[Items from an interface collection]
• • • • • • •

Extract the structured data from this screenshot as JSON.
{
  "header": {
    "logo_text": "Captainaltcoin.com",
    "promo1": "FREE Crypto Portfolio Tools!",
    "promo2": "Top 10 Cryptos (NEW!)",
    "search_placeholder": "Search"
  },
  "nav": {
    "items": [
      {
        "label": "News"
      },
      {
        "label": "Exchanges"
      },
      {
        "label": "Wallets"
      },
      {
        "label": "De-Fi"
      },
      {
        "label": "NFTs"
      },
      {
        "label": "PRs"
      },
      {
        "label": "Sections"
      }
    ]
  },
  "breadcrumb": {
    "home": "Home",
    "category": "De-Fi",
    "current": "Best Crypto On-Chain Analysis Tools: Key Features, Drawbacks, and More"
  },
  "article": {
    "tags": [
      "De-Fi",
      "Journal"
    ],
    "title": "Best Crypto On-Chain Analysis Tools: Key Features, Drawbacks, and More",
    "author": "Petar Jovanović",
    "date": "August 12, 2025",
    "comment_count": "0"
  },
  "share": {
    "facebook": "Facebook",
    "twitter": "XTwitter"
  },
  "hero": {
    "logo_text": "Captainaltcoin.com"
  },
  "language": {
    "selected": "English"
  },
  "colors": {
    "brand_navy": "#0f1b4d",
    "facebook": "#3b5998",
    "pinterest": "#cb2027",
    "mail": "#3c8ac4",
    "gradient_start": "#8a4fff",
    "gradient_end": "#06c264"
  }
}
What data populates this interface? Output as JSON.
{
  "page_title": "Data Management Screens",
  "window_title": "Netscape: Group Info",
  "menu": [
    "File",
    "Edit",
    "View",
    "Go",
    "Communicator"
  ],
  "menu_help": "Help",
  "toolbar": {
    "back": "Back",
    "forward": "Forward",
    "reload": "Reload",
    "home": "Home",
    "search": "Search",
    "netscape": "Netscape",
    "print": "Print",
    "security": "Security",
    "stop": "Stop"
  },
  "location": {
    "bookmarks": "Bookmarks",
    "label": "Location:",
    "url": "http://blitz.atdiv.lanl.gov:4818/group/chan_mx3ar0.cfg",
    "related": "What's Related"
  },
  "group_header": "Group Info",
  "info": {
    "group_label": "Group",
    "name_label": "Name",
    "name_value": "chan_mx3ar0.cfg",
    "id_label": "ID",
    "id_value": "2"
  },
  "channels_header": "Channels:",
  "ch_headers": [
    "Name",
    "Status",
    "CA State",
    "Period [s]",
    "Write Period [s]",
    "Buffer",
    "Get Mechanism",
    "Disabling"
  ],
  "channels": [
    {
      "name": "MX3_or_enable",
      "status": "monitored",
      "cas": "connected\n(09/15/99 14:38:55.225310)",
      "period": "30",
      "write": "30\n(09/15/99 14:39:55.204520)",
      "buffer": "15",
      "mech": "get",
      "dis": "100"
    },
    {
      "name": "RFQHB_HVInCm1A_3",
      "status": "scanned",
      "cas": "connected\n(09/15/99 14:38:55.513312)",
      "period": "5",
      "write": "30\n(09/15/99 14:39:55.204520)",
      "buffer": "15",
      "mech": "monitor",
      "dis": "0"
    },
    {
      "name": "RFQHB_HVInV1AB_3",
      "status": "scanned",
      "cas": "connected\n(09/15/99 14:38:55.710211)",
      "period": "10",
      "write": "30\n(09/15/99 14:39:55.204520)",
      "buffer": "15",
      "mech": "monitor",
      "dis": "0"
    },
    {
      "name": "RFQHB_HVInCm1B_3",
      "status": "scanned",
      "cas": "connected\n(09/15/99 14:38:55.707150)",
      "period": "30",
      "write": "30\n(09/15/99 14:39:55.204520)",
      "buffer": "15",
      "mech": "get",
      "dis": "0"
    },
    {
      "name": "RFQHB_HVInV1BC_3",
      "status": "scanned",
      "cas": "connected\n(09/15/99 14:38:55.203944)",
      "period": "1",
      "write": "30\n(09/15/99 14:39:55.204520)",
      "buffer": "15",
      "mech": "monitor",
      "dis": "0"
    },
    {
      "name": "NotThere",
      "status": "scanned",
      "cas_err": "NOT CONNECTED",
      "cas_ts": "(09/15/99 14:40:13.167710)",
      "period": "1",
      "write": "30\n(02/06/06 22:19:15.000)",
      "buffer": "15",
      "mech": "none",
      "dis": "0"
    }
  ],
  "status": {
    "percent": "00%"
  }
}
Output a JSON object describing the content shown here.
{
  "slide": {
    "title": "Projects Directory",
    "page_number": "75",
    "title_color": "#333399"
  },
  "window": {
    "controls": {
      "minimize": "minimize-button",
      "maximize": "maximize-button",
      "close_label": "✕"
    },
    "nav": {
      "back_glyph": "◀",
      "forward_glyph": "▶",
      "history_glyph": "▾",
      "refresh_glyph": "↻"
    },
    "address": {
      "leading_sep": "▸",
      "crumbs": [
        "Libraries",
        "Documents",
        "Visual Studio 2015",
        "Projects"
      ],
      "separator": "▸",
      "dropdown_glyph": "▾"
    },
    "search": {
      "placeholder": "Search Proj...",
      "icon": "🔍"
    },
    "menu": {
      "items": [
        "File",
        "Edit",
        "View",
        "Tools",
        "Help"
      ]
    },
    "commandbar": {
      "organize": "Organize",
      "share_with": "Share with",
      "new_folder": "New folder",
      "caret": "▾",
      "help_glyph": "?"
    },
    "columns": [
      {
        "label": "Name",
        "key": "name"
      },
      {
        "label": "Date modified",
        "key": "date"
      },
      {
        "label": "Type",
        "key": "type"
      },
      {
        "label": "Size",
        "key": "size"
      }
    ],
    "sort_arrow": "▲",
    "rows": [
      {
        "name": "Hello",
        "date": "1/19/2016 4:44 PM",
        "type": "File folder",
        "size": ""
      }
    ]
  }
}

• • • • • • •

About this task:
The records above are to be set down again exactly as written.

Task response:
Extract the structured data from this screenshot as JSON.
{
  "header": {
    "logo_text": "Captainaltcoin.com",
    "promo1": "FREE Crypto Portfolio Tools!",
    "promo2": "Top 10 Cryptos (NEW!)",
    "search_placeholder": "Search"
  },
  "nav": {
    "items": [
      {
        "label": "News"
      },
      {
        "label": "Exchanges"
      },
      {
        "label": "Wallets"
      },
      {
        "label": "De-Fi"
      },
      {
        "label": "NFTs"
      },
      {
        "label": "PRs"
      },
      {
        "label": "Sections"
      }
    ]
  },
  "breadcrumb": {
    "home": "Home",
    "category": "De-Fi",
    "current": "Best Crypto On-Chain Analysis Tools: Key Features, Drawbacks, and More"
  },
  "article": {
    "tags": [
      "De-Fi",
      "Journal"
    ],
    "title": "Best Crypto On-Chain Analysis Tools: Key Features, Drawbacks, and More",
    "author": "Petar Jovanović",
    "date": "August 12, 2025",
    "comment_count": "0"
  },
  "share": {
    "facebook": "Facebook",
    "twitter": "XTwitter"
  },
  "hero": {
    "logo_text": "Captainaltcoin.com"
  },
  "language": {
    "selected": "English"
  },
  "colors": {
    "brand_navy": "#0f1b4d",
    "facebook": "#3b5998",
    "pinterest": "#cb2027",
    "mail": "#3c8ac4",
    "gradient_start": "#8a4fff",
    "gradient_end": "#06c264"
  }
}
What data populates this interface? Output as JSON.
{
  "page_title": "Data Management Screens",
  "window_title": "Netscape: Group Info",
  "menu": [
    "File",
    "Edit",
    "View",
    "Go",
    "Communicator"
  ],
  "menu_help": "Help",
  "toolbar": {
    "back": "Back",
    "forward": "Forward",
    "reload": "Reload",
    "home": "Home",
    "search": "Search",
    "netscape": "Netscape",
    "print": "Print",
    "security": "Security",
    "stop": "Stop"
  },
  "location": {
    "bookmarks": "Bookmarks",
    "label": "Location:",
    "url": "http://blitz.atdiv.lanl.gov:4818/group/chan_mx3ar0.cfg",
    "related": "What's Related"
  },
  "group_header": "Group Info",
  "info": {
    "group_label": "Group",
    "name_label": "Name",
    "name_value": "chan_mx3ar0.cfg",
    "id_label": "ID",
    "id_value": "2"
  },
  "channels_header": "Channels:",
  "ch_headers": [
    "Name",
    "Status",
    "CA State",
    "Period [s]",
    "Write Period [s]",
    "Buffer",
    "Get Mechanism",
    "Disabling"
  ],
  "channels": [
    {
      "name": "MX3_or_enable",
      "status": "monitored",
      "cas": "connected\n(09/15/99 14:38:55.225310)",
      "period": "30",
      "write": "30\n(09/15/99 14:39:55.204520)",
      "buffer": "15",
      "mech": "get",
      "dis": "100"
    },
    {
      "name": "RFQHB_HVInCm1A_3",
      "status": "scanned",
      "cas": "connected\n(09/15/99 14:38:55.513312)",
      "period": "5",
      "write": "30\n(09/15/99 14:39:55.204520)",
      "buffer": "15",
      "mech": "monitor",
      "dis": "0"
    },
    {
      "name": "RFQHB_HVInV1AB_3",
      "status": "scanned",
      "cas": "connected\n(09/15/99 14:38:55.710211)",
      "period": "10",
      "write": "30\n(09/15/99 14:39:55.204520)",
      "buffer": "15",
      "mech": "monitor",
      "dis": "0"
    },
    {
      "name": "RFQHB_HVInCm1B_3",
      "status": "scanned",
      "cas": "connected\n(09/15/99 14:38:55.707150)",
      "period": "30",
      "write": "30\n(09/15/99 14:39:55.204520)",
      "buffer": "15",
      "mech": "get",
      "dis": "0"
    },
    {
      "name": "RFQHB_HVInV1BC_3",
      "status": "scanned",
      "cas": "connected\n(09/15/99 14:38:55.203944)",
      "period": "1",
      "write": "30\n(09/15/99 14:39:55.204520)",
      "buffer": "15",
      "mech": "monitor",
      "dis": "0"
    },
    {
      "name": "NotThere",
      "status": "scanned",
      "cas_err": "NOT CONNECTED",
      "cas_ts": "(09/15/99 14:40:13.167710)",
      "period": "1",
      "write": "30\n(02/06/06 22:19:15.000)",
      "buffer": "15",
      "mech": "none",
      "dis": "0"
    }
  ],
  "status": {
    "percent": "00%"
  }
}
Output a JSON object describing the content shown here.
{
  "slide": {
    "title": "Projects Directory",
    "page_number": "75",
    "title_color": "#333399"
  },
  "window": {
    "controls": {
      "minimize": "minimize-button",
      "maximize": "maximize-button",
      "close_label": "✕"
    },
    "nav": {
      "back_glyph": "◀",
      "forward_glyph": "▶",
      "history_glyph": "▾",
      "refresh_glyph": "↻"
    },
    "address": {
      "leading_sep": "▸",
      "crumbs": [
        "Libraries",
        "Documents",
        "Visual Studio 2015",
        "Projects"
      ],
      "separator": "▸",
      "dropdown_glyph": "▾"
    },
    "search": {
      "placeholder": "Search Proj...",
      "icon": "🔍"
    },
    "menu": {
      "items": [
        "File",
        "Edit",
        "View",
        "Tools",
        "Help"
      ]
    },
    "commandbar": {
      "organize": "Organize",
      "share_with": "Share with",
      "new_folder": "New folder",
      "caret": "▾",
      "help_glyph": "?"
    },
    "columns": [
      {
        "label": "Name",
        "key": "name"
      },
      {
        "label": "Date modified",
        "key": "date"
      },
      {
        "label": "Type",
        "key": "type"
      },
      {
        "label": "Size",
        "key": "size"
      }
    ],
    "sort_arrow": "▲",
    "rows": [
      {
        "name": "Hello",
        "date": "1/19/2016 4:44 PM",
        "type": "File folder",
        "size": ""
      }
    ]
  }
}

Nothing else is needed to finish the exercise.